▸ Task prompt:
Across the records below, how many lines include the string "type"? Respond with the number only.

=-=-=-=-=

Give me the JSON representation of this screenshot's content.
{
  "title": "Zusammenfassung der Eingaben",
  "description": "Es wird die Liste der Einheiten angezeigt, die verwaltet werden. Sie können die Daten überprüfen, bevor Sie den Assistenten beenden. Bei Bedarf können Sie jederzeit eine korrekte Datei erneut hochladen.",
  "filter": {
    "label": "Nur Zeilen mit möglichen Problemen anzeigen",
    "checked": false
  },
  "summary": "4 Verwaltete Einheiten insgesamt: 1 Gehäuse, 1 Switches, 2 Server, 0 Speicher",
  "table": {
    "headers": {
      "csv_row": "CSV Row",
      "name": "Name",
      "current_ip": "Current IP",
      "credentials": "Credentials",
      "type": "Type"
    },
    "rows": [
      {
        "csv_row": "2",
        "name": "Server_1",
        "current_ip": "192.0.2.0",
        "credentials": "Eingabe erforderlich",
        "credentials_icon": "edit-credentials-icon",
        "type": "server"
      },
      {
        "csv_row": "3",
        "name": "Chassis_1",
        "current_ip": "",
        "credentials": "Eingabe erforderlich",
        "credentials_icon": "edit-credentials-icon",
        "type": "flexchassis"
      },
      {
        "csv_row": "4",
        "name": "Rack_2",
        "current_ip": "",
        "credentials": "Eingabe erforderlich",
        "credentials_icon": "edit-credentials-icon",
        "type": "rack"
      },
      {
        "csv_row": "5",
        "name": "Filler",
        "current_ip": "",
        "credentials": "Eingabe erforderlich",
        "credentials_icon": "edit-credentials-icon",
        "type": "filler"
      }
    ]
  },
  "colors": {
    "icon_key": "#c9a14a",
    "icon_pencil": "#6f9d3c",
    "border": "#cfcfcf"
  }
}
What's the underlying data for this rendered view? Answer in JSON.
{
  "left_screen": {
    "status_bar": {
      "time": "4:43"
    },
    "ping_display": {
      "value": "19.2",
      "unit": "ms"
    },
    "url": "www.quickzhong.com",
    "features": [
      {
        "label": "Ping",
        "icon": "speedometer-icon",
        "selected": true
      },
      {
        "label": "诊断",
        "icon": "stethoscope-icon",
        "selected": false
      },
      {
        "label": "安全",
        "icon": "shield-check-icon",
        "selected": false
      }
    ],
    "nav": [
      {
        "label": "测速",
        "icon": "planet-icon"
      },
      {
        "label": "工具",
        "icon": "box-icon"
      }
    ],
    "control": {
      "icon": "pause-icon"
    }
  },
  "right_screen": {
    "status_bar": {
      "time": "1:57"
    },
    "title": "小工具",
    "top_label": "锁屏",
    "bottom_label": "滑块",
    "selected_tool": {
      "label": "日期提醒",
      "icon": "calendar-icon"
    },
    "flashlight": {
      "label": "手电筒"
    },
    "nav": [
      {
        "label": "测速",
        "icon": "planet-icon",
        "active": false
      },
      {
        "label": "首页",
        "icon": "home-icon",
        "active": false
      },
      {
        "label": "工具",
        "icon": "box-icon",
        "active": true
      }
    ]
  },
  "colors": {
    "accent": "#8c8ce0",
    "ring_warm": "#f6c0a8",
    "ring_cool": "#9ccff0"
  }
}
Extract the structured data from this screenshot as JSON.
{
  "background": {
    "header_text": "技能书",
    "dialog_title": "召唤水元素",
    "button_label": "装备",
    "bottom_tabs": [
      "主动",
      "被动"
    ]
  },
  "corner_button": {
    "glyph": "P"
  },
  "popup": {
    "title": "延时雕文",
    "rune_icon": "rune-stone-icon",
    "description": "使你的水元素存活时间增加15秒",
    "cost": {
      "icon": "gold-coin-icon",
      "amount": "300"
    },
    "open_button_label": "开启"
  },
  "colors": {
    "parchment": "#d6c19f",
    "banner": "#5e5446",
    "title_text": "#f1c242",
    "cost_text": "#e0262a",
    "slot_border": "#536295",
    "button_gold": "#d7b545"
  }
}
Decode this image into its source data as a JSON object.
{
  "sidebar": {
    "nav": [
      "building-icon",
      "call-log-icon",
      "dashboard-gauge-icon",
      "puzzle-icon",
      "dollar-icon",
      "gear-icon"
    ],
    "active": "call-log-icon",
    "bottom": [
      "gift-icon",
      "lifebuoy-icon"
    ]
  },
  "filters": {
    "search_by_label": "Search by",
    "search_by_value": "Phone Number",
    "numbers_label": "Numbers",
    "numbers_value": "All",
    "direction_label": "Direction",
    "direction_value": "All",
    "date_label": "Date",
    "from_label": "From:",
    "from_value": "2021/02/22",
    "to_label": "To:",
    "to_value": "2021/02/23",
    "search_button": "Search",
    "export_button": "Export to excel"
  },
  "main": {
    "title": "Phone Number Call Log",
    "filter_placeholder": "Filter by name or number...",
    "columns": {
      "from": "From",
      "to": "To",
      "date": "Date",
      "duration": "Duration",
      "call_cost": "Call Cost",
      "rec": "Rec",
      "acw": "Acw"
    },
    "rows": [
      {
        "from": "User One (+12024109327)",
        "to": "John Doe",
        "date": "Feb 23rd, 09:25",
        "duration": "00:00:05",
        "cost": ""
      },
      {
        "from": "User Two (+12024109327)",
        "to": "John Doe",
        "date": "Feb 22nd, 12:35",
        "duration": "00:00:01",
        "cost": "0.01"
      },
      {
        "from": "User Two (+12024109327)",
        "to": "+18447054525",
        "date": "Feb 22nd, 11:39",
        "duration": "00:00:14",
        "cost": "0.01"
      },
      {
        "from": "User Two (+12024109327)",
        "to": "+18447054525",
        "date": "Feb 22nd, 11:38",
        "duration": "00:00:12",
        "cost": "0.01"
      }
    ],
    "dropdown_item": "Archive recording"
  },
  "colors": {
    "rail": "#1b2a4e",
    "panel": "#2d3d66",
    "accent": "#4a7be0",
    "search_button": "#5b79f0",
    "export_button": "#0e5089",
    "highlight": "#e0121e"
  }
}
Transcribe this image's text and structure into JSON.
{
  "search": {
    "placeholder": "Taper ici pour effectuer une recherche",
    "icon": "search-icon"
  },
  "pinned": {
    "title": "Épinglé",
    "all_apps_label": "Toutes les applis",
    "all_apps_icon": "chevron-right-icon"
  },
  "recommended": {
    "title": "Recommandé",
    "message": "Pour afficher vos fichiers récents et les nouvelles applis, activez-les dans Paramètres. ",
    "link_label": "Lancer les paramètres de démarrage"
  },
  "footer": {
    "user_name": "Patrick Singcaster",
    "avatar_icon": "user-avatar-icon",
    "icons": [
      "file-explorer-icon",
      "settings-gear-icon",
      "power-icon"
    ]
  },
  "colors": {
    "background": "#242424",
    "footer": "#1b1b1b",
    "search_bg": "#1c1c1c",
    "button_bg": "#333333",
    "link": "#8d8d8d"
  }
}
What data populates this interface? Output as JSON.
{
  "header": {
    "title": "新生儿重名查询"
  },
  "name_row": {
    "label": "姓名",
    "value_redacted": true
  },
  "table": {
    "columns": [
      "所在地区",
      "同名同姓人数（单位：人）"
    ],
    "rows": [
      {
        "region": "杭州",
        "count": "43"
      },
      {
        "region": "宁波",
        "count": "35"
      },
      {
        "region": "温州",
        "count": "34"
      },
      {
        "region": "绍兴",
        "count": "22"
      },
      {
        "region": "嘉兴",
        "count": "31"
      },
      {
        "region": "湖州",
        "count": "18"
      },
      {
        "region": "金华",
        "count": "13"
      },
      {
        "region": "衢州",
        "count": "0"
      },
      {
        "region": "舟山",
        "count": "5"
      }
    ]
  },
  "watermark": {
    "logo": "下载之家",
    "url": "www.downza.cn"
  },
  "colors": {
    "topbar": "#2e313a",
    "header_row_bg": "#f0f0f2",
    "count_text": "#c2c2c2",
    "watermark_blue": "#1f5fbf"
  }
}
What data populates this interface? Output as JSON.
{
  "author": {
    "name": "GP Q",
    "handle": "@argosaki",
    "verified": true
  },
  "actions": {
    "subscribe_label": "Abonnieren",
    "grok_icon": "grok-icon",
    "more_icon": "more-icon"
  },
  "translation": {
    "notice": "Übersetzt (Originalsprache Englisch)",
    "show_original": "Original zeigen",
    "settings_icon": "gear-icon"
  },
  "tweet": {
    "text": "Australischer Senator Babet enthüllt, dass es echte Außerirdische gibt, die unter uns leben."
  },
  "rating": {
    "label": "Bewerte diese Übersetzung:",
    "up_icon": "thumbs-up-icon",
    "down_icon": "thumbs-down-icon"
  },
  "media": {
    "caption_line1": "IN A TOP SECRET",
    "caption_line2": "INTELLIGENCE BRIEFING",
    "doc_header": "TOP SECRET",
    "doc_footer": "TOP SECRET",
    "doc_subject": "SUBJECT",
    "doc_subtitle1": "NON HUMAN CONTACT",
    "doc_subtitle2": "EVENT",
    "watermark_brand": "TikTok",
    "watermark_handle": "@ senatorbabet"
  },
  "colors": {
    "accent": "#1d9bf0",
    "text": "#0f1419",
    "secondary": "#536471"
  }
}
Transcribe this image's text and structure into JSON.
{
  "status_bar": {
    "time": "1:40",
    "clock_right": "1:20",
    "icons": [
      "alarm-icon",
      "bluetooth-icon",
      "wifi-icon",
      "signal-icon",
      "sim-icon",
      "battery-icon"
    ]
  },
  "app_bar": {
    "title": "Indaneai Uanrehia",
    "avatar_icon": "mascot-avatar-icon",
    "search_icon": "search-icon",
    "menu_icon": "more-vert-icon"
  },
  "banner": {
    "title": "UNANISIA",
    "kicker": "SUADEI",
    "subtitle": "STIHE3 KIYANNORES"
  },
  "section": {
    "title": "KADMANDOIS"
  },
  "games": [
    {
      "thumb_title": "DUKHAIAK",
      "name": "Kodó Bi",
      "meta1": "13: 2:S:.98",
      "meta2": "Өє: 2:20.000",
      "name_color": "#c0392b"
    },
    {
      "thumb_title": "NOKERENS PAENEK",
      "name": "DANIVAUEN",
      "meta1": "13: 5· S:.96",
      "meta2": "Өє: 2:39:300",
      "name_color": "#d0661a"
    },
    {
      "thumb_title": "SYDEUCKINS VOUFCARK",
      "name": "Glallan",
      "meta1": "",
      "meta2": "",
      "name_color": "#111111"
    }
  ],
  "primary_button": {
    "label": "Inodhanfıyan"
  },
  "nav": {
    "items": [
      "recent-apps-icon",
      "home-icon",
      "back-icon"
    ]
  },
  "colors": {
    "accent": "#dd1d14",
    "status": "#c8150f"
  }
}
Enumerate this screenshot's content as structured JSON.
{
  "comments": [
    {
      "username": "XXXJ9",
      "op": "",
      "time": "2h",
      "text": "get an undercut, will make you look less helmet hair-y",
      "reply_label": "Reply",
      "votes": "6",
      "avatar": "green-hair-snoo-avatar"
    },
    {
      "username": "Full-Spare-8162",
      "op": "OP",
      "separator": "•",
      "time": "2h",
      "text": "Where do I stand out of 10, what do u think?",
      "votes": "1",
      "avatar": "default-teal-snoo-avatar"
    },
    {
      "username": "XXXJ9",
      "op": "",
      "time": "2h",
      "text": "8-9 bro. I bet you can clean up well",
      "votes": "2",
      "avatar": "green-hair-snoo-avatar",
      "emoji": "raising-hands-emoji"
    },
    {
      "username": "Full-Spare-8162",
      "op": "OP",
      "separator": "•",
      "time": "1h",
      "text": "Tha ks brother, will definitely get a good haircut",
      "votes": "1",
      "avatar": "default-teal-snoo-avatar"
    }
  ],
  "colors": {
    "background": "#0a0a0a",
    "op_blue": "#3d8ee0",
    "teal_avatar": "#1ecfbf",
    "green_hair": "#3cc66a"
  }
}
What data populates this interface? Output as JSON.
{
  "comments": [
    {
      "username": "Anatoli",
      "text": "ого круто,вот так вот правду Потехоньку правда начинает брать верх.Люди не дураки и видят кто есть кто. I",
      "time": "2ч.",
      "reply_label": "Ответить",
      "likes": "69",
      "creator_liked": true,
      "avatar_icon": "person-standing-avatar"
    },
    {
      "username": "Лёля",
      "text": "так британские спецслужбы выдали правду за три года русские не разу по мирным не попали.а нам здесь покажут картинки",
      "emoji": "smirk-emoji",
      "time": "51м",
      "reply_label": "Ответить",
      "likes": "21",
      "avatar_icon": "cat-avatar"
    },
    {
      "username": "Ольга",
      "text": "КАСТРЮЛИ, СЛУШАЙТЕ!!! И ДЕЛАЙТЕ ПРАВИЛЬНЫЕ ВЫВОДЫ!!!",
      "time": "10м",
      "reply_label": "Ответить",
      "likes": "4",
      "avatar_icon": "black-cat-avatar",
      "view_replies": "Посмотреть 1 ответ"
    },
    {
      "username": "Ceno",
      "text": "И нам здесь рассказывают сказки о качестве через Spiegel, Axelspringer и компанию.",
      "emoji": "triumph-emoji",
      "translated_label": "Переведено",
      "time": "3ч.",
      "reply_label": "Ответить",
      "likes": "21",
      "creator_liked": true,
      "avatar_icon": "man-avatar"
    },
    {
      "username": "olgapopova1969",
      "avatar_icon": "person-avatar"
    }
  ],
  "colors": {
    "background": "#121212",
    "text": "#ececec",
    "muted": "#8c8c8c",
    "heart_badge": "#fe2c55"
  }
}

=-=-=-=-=

▸ Reply to the exercise:
5